The important difference between the Tao and the usual idea of God is that whereas God produces the world by “making”, the Tao produces it by “not-making” — which is approximately what we mean by “growing”. For things made are separate parts put together, like machines, or things fashioned from without inwards, like sculptures. Whereas things grown divide themselves into parts, from within outwards. Because the natural universe works mainly according to the principles of growth, it would seem quite odd to the Chinese mind to ask how it was made.
If the universe were made, there would of course be someone who knows how it is made — who could explain in one-at-a-time words how to assemble a machine.But a universe which grows utterly excludes the possibility of knowing how it grows in the clumsy terms of thought and language, so that no Taoist would dream of asking whether the Tao knows how it produces the universe. For it operates according to spontaneity, not according to plan. Lao-tzo says:
The Tao’s principle is spontaneity.
But spontaneity is not by any means a blind disorderly urge, a mere power of caprice. A philosophy restricted to the alternatives of conventional language has no way of conceiving an intelligence which does not work according to plan, according to a (what-at-a-time) order of thought. Yet the concrete evidence of such an intelligence is right to hand in our own thoughtlessly organized bodies. For the Tao does not “know” how it produces the universe just as we do not “know” how we construct our brains. In the words of Lao-tzu’s great successor, Chuang-tzu:
Things are produced around us, but no one knows the whence. They issue forth, but no one sees the portal. Men one and all value that part of language which is known. They do not know how to avail themselves of the Unknown in order to reach knowledge. Is not this misguided?
The conventional relationship of the knower to the known is often that of the controller to the controlled, and thus of lord to servant. Thus whereas God is the master of universe, since “he knows about it all! He knows! He knows!,” the relationship of Tao to what it produces is quite otherwise.
The great Tao flows everywhere,to the left and to the right.All things depend upon it to exist,and it does not abandon them.To its accomplishment it lays no claim.It loves and nourishes all things,But does not lord it over them.
In the usual western conception God is also self-knowing transparent through and through to his own understanding, the images of what man would like to be: the conscious ruler and controller, the absolute dictator of his own mind and body. But in contrast with this, the Tao is through and Through mysterious and dark (hsüan). As a Zen Buddhist said of it in later times:
There is on thing: above, it supports Heaven; below, it upholds Earth. It is black like lacquer, always actively functioning.
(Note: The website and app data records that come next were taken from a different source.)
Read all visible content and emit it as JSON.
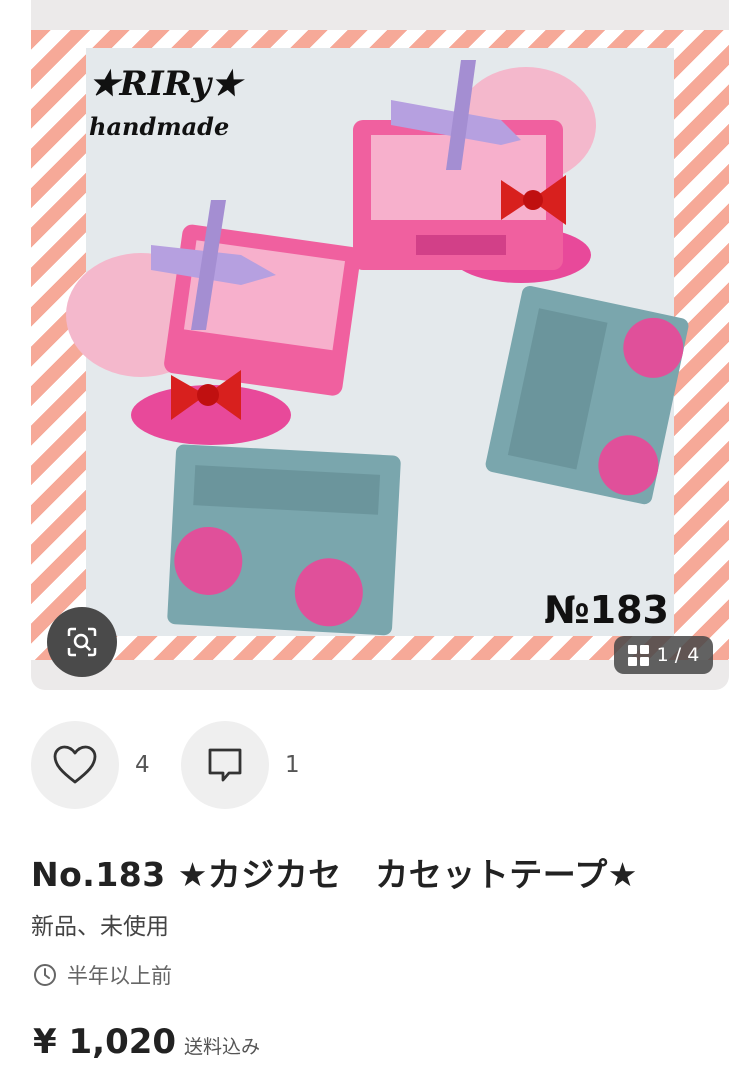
{
  "gallery": {
    "brand_line1": "★RIRy★",
    "brand_line2": "handmade",
    "item_number_overlay": "№183",
    "page_counter": "1 / 4",
    "colors": {
      "stripe": "#f6a998",
      "pink": "#ec4b9c",
      "cassette_pink": "#f0609f",
      "teal": "#7aa6ad",
      "lavender": "#b6a0e0"
    }
  },
  "actions": {
    "like_count": "4",
    "comment_count": "1"
  },
  "item": {
    "title": "No.183 ★カジカセ　カセットテープ★",
    "condition": "新品、未使用",
    "posted": "半年以上前",
    "price": "¥ 1,020",
    "shipping": "送料込み"
  }
}
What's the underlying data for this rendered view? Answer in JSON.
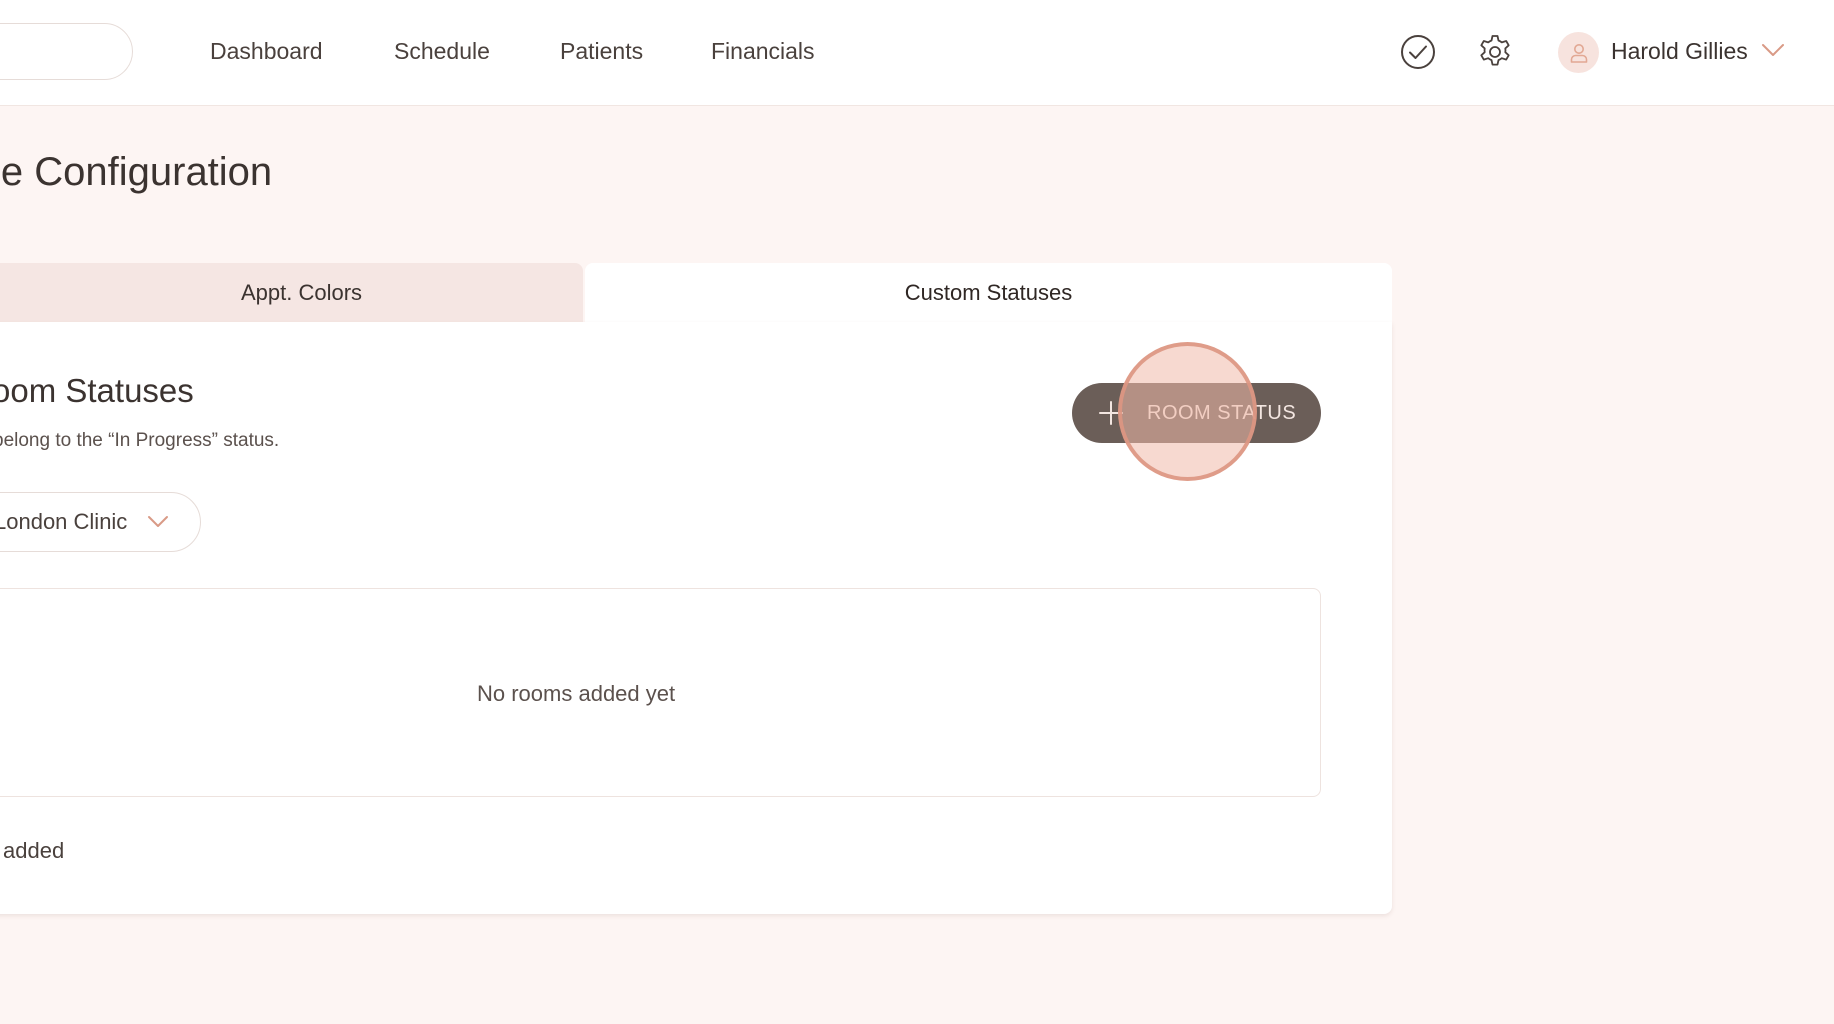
{
  "nav": {
    "items": [
      "Dashboard",
      "Schedule",
      "Patients",
      "Financials"
    ]
  },
  "header": {
    "user_name": "Harold Gillies",
    "icons": [
      "check-circle-icon",
      "gear-icon",
      "user-icon",
      "chevron-down-icon"
    ]
  },
  "page": {
    "title": "le Configuration"
  },
  "tabs": [
    {
      "label": "Appt. Colors",
      "active": false
    },
    {
      "label": "Custom Statuses",
      "active": true
    }
  ],
  "section": {
    "title": "oom Statuses",
    "description": "belong to the “In Progress” status.",
    "clinic_select": "London Clinic",
    "add_button_label": "ROOM STATUS",
    "empty_rooms": "No rooms added yet",
    "footer_text": "added"
  },
  "colors": {
    "background": "#fdf5f3",
    "button": "#6b5e58",
    "accent": "#d99a86",
    "tab_inactive": "#f5e6e3"
  }
}
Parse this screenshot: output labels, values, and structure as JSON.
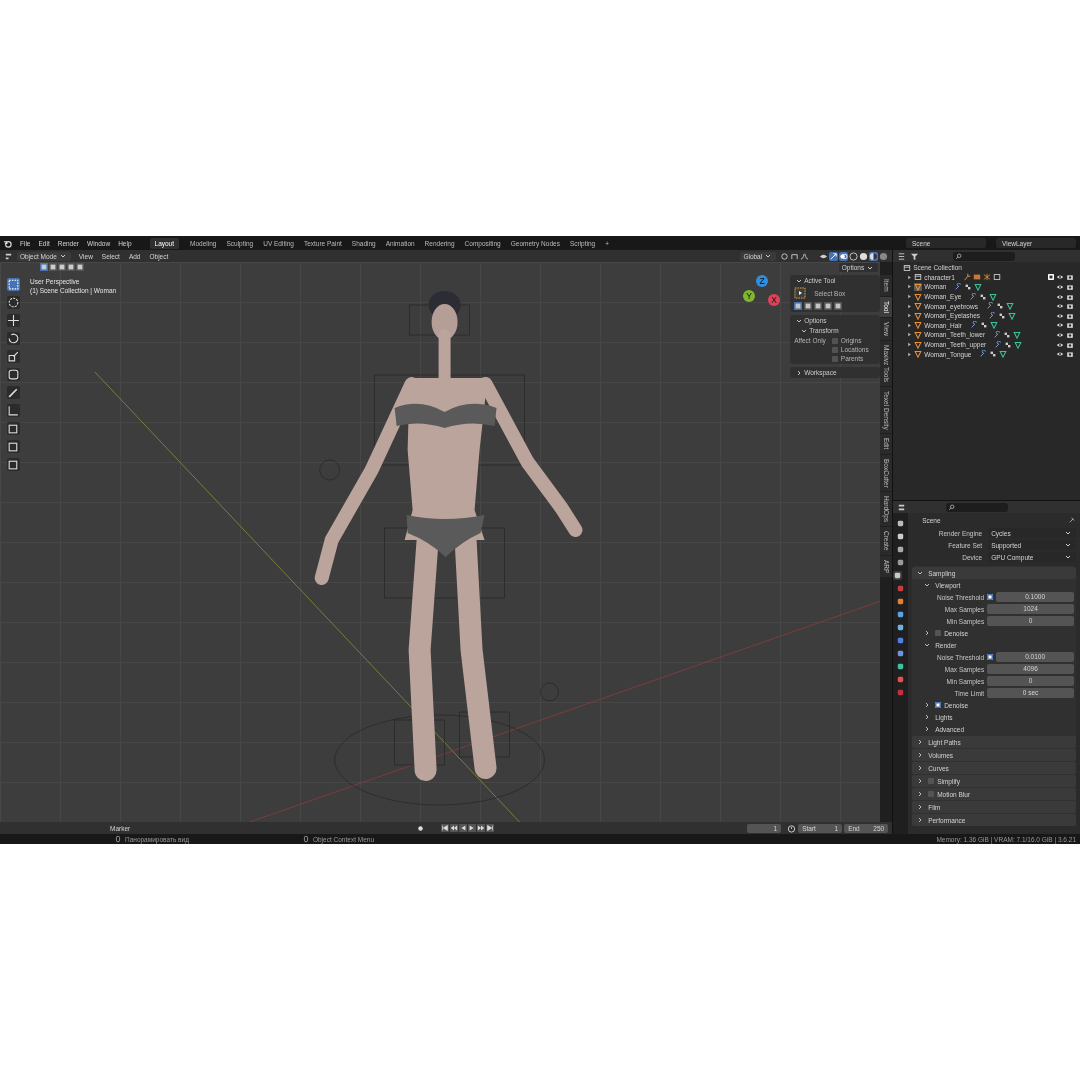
{
  "menu": [
    "File",
    "Edit",
    "Render",
    "Window",
    "Help"
  ],
  "workspaces": [
    {
      "label": "Layout",
      "selected": true
    },
    {
      "label": "Modeling",
      "selected": false
    },
    {
      "label": "Sculpting",
      "selected": false
    },
    {
      "label": "UV Editing",
      "selected": false
    },
    {
      "label": "Texture Paint",
      "selected": false
    },
    {
      "label": "Shading",
      "selected": false
    },
    {
      "label": "Animation",
      "selected": false
    },
    {
      "label": "Rendering",
      "selected": false
    },
    {
      "label": "Compositing",
      "selected": false
    },
    {
      "label": "Geometry Nodes",
      "selected": false
    },
    {
      "label": "Scripting",
      "selected": false
    }
  ],
  "add_workspace": "+",
  "scene_field": "Scene",
  "view_layer_field": "ViewLayer",
  "viewport_header": {
    "mode": "Object Mode",
    "menus": [
      "View",
      "Select",
      "Add",
      "Object"
    ],
    "orientation": "Global",
    "options": "Options"
  },
  "viewport": {
    "overlay_lines": [
      "User Perspective",
      "(1) Scene Collection | Woman"
    ],
    "gizmo_axes": [
      "X",
      "Y",
      "Z"
    ]
  },
  "tool_panel": {
    "active_tool": "Active Tool",
    "tool_name": "Select Box",
    "options": "Options",
    "transform": "Transform",
    "affect_only": "Affect Only",
    "checkboxes": [
      {
        "label": "Origins",
        "checked": false
      },
      {
        "label": "Locations",
        "checked": false
      },
      {
        "label": "Parents",
        "checked": false
      }
    ],
    "workspace": "Workspace"
  },
  "sidebar_tabs": [
    {
      "label": "Item",
      "selected": false
    },
    {
      "label": "Tool",
      "selected": true
    },
    {
      "label": "View",
      "selected": false
    },
    {
      "label": "Maxivz Tools",
      "selected": false
    },
    {
      "label": "Texel Density",
      "selected": false
    },
    {
      "label": "Edit",
      "selected": false
    },
    {
      "label": "BoxCutter",
      "selected": false
    },
    {
      "label": "HardOps",
      "selected": false
    },
    {
      "label": "Create",
      "selected": false
    },
    {
      "label": "ARP",
      "selected": false
    }
  ],
  "outliner": {
    "root": "Scene Collection",
    "items": [
      {
        "name": "character1",
        "kind": "collection",
        "selected": false,
        "checked": true
      },
      {
        "name": "Woman",
        "kind": "mesh",
        "selected": true
      },
      {
        "name": "Woman_Eye",
        "kind": "mesh",
        "selected": false
      },
      {
        "name": "Woman_eyebrows",
        "kind": "mesh",
        "selected": false
      },
      {
        "name": "Woman_Eyelashes",
        "kind": "mesh",
        "selected": false
      },
      {
        "name": "Woman_Hair",
        "kind": "mesh",
        "selected": false
      },
      {
        "name": "Woman_Teeth_lower",
        "kind": "mesh",
        "selected": false
      },
      {
        "name": "Woman_Teeth_upper",
        "kind": "mesh",
        "selected": false
      },
      {
        "name": "Woman_Tongue",
        "kind": "mesh",
        "selected": false
      }
    ]
  },
  "properties": {
    "title": "Scene",
    "settings": [
      {
        "label": "Render Engine",
        "value": "Cycles"
      },
      {
        "label": "Feature Set",
        "value": "Supported"
      },
      {
        "label": "Device",
        "value": "GPU Compute"
      }
    ],
    "rows": [
      {
        "kind": "panel",
        "label": "Sampling",
        "expanded": true
      },
      {
        "kind": "subpanel",
        "label": "Viewport",
        "expanded": true
      },
      {
        "kind": "field",
        "label": "Noise Threshold",
        "value": "0.1000",
        "checked": true
      },
      {
        "kind": "field",
        "label": "Max Samples",
        "value": "1024"
      },
      {
        "kind": "field",
        "label": "Min Samples",
        "value": "0"
      },
      {
        "kind": "subpanel",
        "label": "Denoise",
        "expanded": false,
        "checked": false
      },
      {
        "kind": "subpanel",
        "label": "Render",
        "expanded": true
      },
      {
        "kind": "field",
        "label": "Noise Threshold",
        "value": "0.0100",
        "checked": true
      },
      {
        "kind": "field",
        "label": "Max Samples",
        "value": "4096"
      },
      {
        "kind": "field",
        "label": "Min Samples",
        "value": "0"
      },
      {
        "kind": "field",
        "label": "Time Limit",
        "value": "0 sec"
      },
      {
        "kind": "subpanel",
        "label": "Denoise",
        "expanded": false,
        "checked": true
      },
      {
        "kind": "subpanel",
        "label": "Lights",
        "expanded": false
      },
      {
        "kind": "subpanel",
        "label": "Advanced",
        "expanded": false
      },
      {
        "kind": "panel",
        "label": "Light Paths",
        "expanded": false
      },
      {
        "kind": "panel",
        "label": "Volumes",
        "expanded": false
      },
      {
        "kind": "panel",
        "label": "Curves",
        "expanded": false
      },
      {
        "kind": "panel",
        "label": "Simplify",
        "expanded": false,
        "checked": false
      },
      {
        "kind": "panel",
        "label": "Motion Blur",
        "expanded": false,
        "checked": false
      },
      {
        "kind": "panel",
        "label": "Film",
        "expanded": false
      },
      {
        "kind": "panel",
        "label": "Performance",
        "expanded": false
      }
    ]
  },
  "timeline": {
    "marker": "Marker",
    "current_frame": "1",
    "start_label": "Start",
    "start": "1",
    "end_label": "End",
    "end": "250"
  },
  "status_bar": {
    "hints": [
      "Панорамировать вид",
      "Object Context Menu"
    ],
    "info": "Memory: 1.36 GiB | VRAM: 7.1/16.0 GiB | 3.6.21"
  }
}
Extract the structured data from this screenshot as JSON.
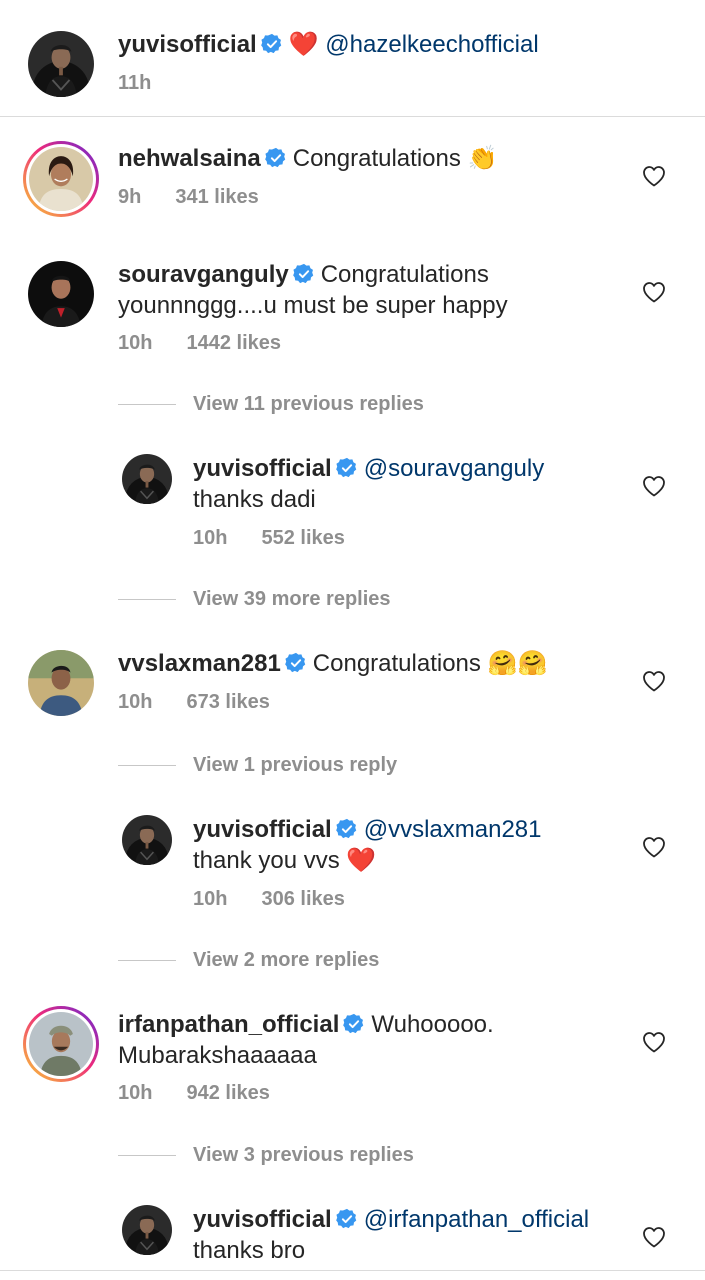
{
  "caption": {
    "username": "yuvisofficial",
    "emoji": "❤️",
    "mention": "@hazelkeechofficial",
    "time": "11h"
  },
  "comments": [
    {
      "username": "nehwalsaina",
      "text": "Congratulations",
      "emoji": "👏",
      "time": "9h",
      "likes": "341 likes"
    },
    {
      "username": "souravganguly",
      "text_line1": "Congratulations",
      "text_line2": "younnnggg....u must be super happy",
      "time": "10h",
      "likes": "1442 likes",
      "view_previous": "View 11 previous replies",
      "reply": {
        "username": "yuvisofficial",
        "mention": "@souravganguly",
        "text": "thanks dadi",
        "time": "10h",
        "likes": "552 likes"
      },
      "view_more": "View 39 more replies"
    },
    {
      "username": "vvslaxman281",
      "text": "Congratulations",
      "emoji": "🤗🤗",
      "time": "10h",
      "likes": "673 likes",
      "view_previous": "View 1 previous reply",
      "reply": {
        "username": "yuvisofficial",
        "mention": "@vvslaxman281",
        "text": "thank you vvs",
        "emoji": "❤️",
        "time": "10h",
        "likes": "306 likes"
      },
      "view_more": "View 2 more replies"
    },
    {
      "username": "irfanpathan_official",
      "text_line1": "Wuhooooo.",
      "text_line2": "Mubarakshaaaaaa",
      "time": "10h",
      "likes": "942 likes",
      "view_previous": "View 3 previous replies",
      "reply": {
        "username": "yuvisofficial",
        "mention": "@irfanpathan_official",
        "text": "thanks bro"
      }
    }
  ],
  "icons": {
    "verified": "verified-badge-icon",
    "like": "heart-outline-icon"
  },
  "colors": {
    "verified": "#3897f0",
    "mention": "#00376b",
    "meta": "#8e8e8e",
    "text": "#262626"
  }
}
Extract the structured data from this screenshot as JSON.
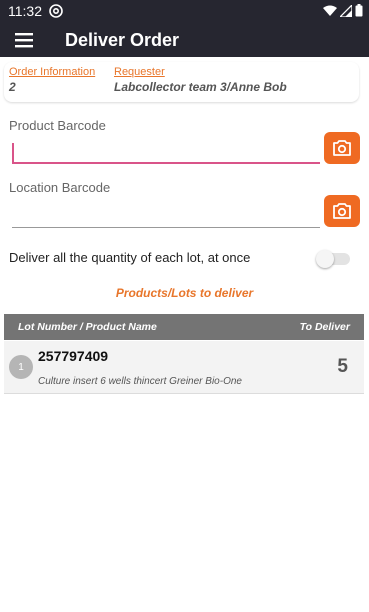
{
  "status_bar": {
    "time": "11:32",
    "icons": [
      "at-sign-icon",
      "wifi-icon",
      "signal-icon",
      "battery-icon"
    ]
  },
  "app_bar": {
    "menu_icon": "hamburger-menu-icon",
    "title": "Deliver Order"
  },
  "order_info": {
    "order_label": "Order Information",
    "order_value": "2",
    "requester_label": "Requester",
    "requester_value": "Labcollector team 3/Anne Bob"
  },
  "product_barcode": {
    "label": "Product Barcode",
    "value": "",
    "camera_icon": "camera-icon"
  },
  "location_barcode": {
    "label": "Location Barcode",
    "value": "",
    "camera_icon": "camera-icon"
  },
  "deliver_all": {
    "label": "Deliver all the quantity of each lot, at once",
    "enabled": false
  },
  "section_title": "Products/Lots to deliver",
  "table": {
    "headers": {
      "lot": "Lot Number / Product Name",
      "to_deliver": "To Deliver"
    },
    "rows": [
      {
        "index": "1",
        "lot_number": "257797409",
        "product_name": "Culture insert 6 wells thincert Greiner Bio-One",
        "to_deliver": "5"
      }
    ]
  },
  "colors": {
    "app_bar": "#262630",
    "accent_orange": "#ef6a22",
    "focus_pink": "#d95489",
    "table_header": "#747474"
  }
}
Hsüan is, of course a metaphorical darkness-not the darkness of night, of black as opposed to white, but the sheer inconceivability which confronts the mind when it tries to remember the time before birth, or to penetrate its own depths.
Western critics often poke at such nebulous view of the absolute, deriding them as “misty and mystical”in contrast with their own robustly definite opinions. But as Lao-tzu said:
When the superior man hears of the Tao,he does his best to practice it.When the middling man hears of the Tao,he sometimes keeps it, and sometimes loses it.When the inferior man hears of the Tao,he will laugh aloud at it.If he did not laugh, it would not be the Tao.
For it is really impossible to appreciate what is meant by the Tao without becoming, in a rather special sense, stupid. So long as as the conscious is frantically trying to clutch the world in its net of abstractions, and to insist that life be bound and fitted to its rigid categories, the mood of Taoism will remain incomprehensible; and the intellect will wear itself out. The Tao is accessible only to the mind which can practice the simple and subtle art of “wu-wei (non action)”, which, after the Tao, is the second important principle of Taoism.
Source: “The Way of Zen”, By: Alan W. Watts